The Healing Hearts Project

By Monastics of the EIAB

With immense joy and gratitude, we held the formal inauguration of the renovated Ashoka Institute of the European Institute of Applied Buddhism (EIAB) in August 2012, in Waldbröl, Germany. The EIAB was established as a non-profit organization under German law on November 5, 2007. The Ashoka Institute was the first building acquired to house the EIAB, purchased on September 10, 2008.

It was built in 1897 as a psychiatric hospital. Under the Nazi regime it was remodeled to serve as a hotel, but instead it was used as a military hospital during the war. After the Second World War it became a general hospital, and finally, the German Federal Military managed it until 2006. The second building of EIAB is the Great Compassion Monastery, which was acquired on August 13, 2009, as the monastic community needed a residence during the renovation of the Ashoka Institute. In June 2010, the first phase of the renovation was completed, making one fifth of the Ashoka Institute habitable.

The inaugural celebration marked the historical opening of the entire ground floor of the Ashoka Institute, which was open to the public for the first time since its acquisition four years before, and the fifth anniversary of the establishment of the EIAB. The inauguration was presided over by Thich Nhat Hanh and Mr. Peter Köster, the Mayor of the City of Waldbröl.

Tenderness and Togetherness

The inauguration of the ground floor was also the opening day of the long-term “Healing Hearts” exhibit, an artistic installation of seven hundred hearts to honor the psychiatric patients who lived in the building. The art was displayed in key locations of the impressive ground floor, available for visitors to appreciate all year round. According to our research, the Nazis moved all the patients who were housed in our building, a former hospital for the mentally handicapped, to nearby Hausen in order to reconstruct the hospital into a Kraft durch Freude Hotel for the Nazi Party. Many of these patients were spared the first wave of the “euthanasia” program in Hausen by hospital staff who intentionally delayed the process of selecting which patients would be killed.

Of the seven hundred patients, 320 who could work were allowed to stay in Hausen, and the majority of them survived both euthanasia and the hardships of war. But the rest who could not work were sent to other institutions where most of them were murdered by intentional starvation, hypothermia, or poisoning.

We invited everyone in the community to join us in remembering them. Several school groups visited the EIAB to learn more about the history of the building and its inhabitants. Some classes made their hearts in the EIAB itself. We invited individuals in the local community of Waldbröl, as well as practitioners near and far, to each make a heart in memory of one of the patients. Some found the process of making the hearts truly healing, not just for the seven hundred patients of the EIAB building but also for healing wounds in their family. Making a heart became a way to honor and remember relatives with great suffering or with a mental illness.

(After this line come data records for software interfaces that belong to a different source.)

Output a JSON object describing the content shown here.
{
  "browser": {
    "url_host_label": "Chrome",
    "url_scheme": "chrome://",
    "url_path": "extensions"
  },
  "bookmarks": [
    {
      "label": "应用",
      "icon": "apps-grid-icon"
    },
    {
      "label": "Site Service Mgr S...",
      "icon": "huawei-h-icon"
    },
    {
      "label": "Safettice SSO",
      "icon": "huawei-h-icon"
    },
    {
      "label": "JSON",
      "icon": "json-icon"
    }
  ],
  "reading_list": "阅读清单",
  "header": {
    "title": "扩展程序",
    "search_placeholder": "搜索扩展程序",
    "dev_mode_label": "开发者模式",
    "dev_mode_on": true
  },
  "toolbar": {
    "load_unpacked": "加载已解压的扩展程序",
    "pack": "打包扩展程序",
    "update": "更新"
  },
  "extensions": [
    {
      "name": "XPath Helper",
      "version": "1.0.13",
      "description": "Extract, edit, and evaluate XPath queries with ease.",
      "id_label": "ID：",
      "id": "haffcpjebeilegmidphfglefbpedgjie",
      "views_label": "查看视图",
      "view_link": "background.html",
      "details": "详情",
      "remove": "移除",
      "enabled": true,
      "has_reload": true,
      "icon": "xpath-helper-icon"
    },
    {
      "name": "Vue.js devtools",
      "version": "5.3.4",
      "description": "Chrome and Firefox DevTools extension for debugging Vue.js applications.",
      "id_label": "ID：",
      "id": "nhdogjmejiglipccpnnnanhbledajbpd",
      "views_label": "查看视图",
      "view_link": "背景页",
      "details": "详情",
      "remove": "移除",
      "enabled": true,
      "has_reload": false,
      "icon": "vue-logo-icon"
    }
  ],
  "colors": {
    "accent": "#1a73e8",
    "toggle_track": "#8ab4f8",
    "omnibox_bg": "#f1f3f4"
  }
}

A number of Sanghas decided to take up the sewing of hearts as a mindfulness practice, a meditation together, an act of engaged Buddhism. There was also a healing atmosphere of tenderness and togetherness making the hearts with groups of children who came on retreats at the EIAB and elsewhere. The children understood immediately the importance of such a project. Their eagerness and wholeheartedness in sewing the hearts was truly impressive. We always began by asking if they knew anyone who was mentally handicapped. If so, the children were invited to sew a heart with this person in mind.

Even before the final due date, we received over seven hundred Healing Hearts! In the light of interbeing each heart reminds us that we must also remember and pray for all those who perpetrated the euthanasia, starvation, and poisoning of mentally handicapped people. We know that somehow they are also victims of the ignorance, hatred, discrimination, and violence in them and around them.

We are grateful to:

The many schools whose students and teachers made hearts;

The many Sanghas and Buddhist centers who lovingly made hearts together;

The other local organizations who supported the project;

The newspapers and websites that published articles on the project;

The numerous children and adults from Germany, Belgium, Holland, Luxembourg, England, Ireland, Italy, France, USA, Australia, Hong Kong, and beyond who sent hearts individually.

Reprinted from EIAB Newsletter, August 2012